by Kaileigh La Belle
This week’s readings illuminated how the Far-Right has changed its dialogue on race and culture toward what Bar-On described as “spiritual racism.” Pioneered by conspiracies about ‘Hyperboreans’ in the works of Julius Evola, this fascist discourse, like other Far-Right conspiracies, maintains the traditional racial hierarchies but caches it in an obscure language that, at first, seems strange but divorced from fascism. Consequently, these readings had me consider what this shift meant for the propagation of Far-Right ideas.
Primarily, as Griffin points out, this shift in metapolitics, including away from biological determinism and towards cultural discourse, means that those who attempt to call out their fascist rhetoric are often the ones being labelled hysterical. Reflecting back to Week One’s readings, I think that the use of these conspiracies also enables the Far-Right to hide behind ‘irony’ as a defence. Thinking about the characteristics of these conspiracies, they are so divorced from reality that it would be incredibly easy to simply pass them off as satire. Really, I think we’d all be more comfortable thinking that people claiming that a secret race of ‘Aryans’ discovered Atlantis must be joking, or that their ideas are too far out to have any real bearing on political thought. But, as Tobin’s anecdote about the recent evocation of Evola by Bannon reveals, these thoughts are leaching into mainstream politics.
Similarly “white replacement” conspiracies put forward by Camus and picked up internationally by the New Far-Right also embody this shift away from overt biologized racism towards “cultural discourse”, profiting off of traditional conservative anxieties about immigration. As immigration has historically been constructed as a political issue, the idea that immigrants “destroy culture” wouldn’t seem so unreasonable to some who might hold more traditional anti-immigrant political beliefs, such as that immigrants “steal jobs”. As such, conspiracies of this type can act as a point of radicalization, maintaining and spreading deeply racist ideas and anxieties.
As such, the seemingly more covert nature of these new discourses, often centred around conspiracy, deal in very transmissible rhetoric that can play off of both far-fetched conspiratorial thought or participate in more mainstream discussion of historically politicized issues. I feel this makes them more adaptable to modern extreme political discourses. Again, reflecting back on Week One, I am left wondering how this style of metapolitics appears on the internet and how it’s designed to spread.
One Reply to “Conspiracy, “Spiritual Racism”, and New Far-Right Discourse”

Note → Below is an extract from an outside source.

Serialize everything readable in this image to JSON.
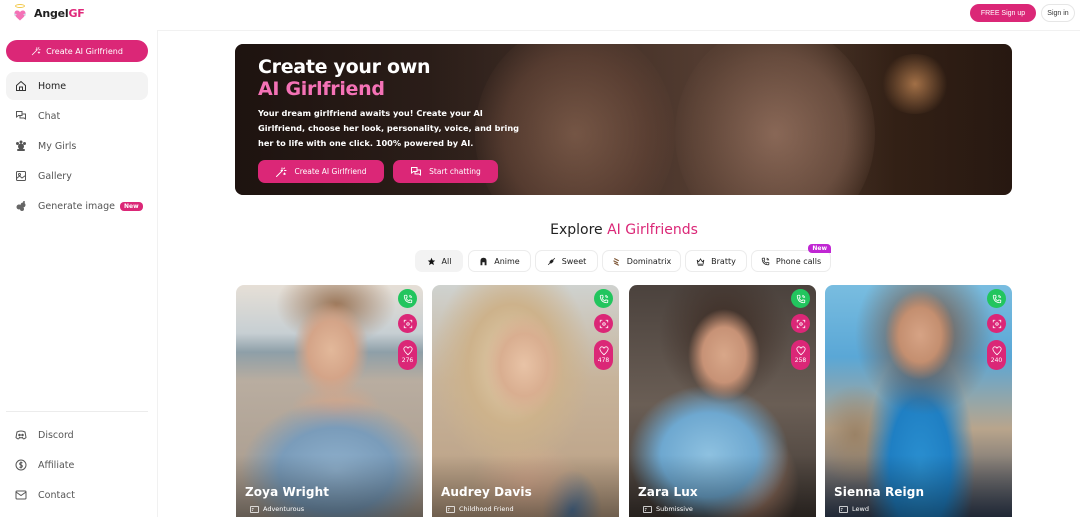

You raise a really good point about the spreadability of these ideas. What fascinated me about the readings are how conspiracy-theories and xenophobic rhetoric alike were a significant part of the new right’s image since the late 1960s rather than being something that was a result of the internet. Bar-On’s piece in particular highlights the conscious effort to diffuse anti-liberal narratives and collaborate amongst like-minded far-right groups in Europe as part of their cultural hegemony project, which appears to be alive and well in the hands of Bannon and Bolsonaro.